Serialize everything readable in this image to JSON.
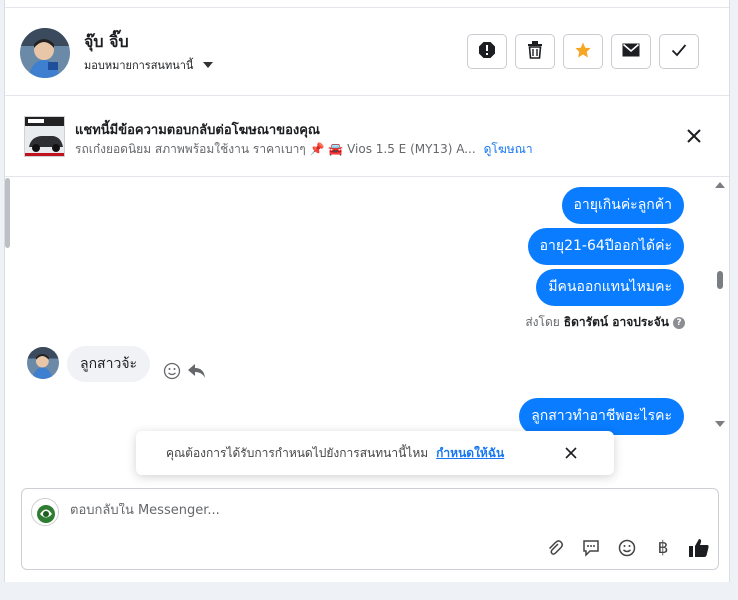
{
  "header": {
    "contact_name": "จุ๊บ จิ๊บ",
    "assign_label": "มอบหมายการสนทนานี้",
    "buttons": {
      "spam": "spam-icon",
      "delete": "trash-icon",
      "star": "star-icon",
      "mail": "envelope-icon",
      "done": "check-icon"
    }
  },
  "ad_bar": {
    "title": "แชทนี้มีข้อความตอบกลับต่อโฆษณาของคุณ",
    "subtitle": "รถเก๋งยอดนิยม สภาพพร้อมใช้งาน ราคาเบาๆ 📌 🚘 Vios 1.5 E (MY13) A...",
    "link": "ดูโฆษณา"
  },
  "messages": {
    "outgoing_top": [
      "อายุเกินค่ะลูกค้า",
      "อายุ21-64ปีออกได้ค่ะ",
      "มีคนออกแทนไหมคะ"
    ],
    "sent_by_prefix": "ส่งโดย",
    "sent_by_name": "ธิดารัตน์ อาจประจัน",
    "sent_by_help": "?",
    "incoming": "ลูกสาวจ้ะ",
    "outgoing_bottom": "ลูกสาวทำอาชีพอะไรคะ"
  },
  "toast": {
    "text": "คุณต้องการได้รับการกำหนดไปยังการสนทนานี้ไหม",
    "link": "กำหนดให้ฉัน"
  },
  "composer": {
    "placeholder": "ตอบกลับใน Messenger...",
    "baht_symbol": "฿"
  },
  "colors": {
    "accent": "#0a7cff",
    "star": "#f5a623",
    "link": "#1877f2"
  }
}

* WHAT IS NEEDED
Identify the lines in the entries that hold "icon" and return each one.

* WRITTEN REPLY
      "spam": "spam-icon",
      "delete": "trash-icon",
      "star": "star-icon",
      "mail": "envelope-icon",
      "done": "check-icon"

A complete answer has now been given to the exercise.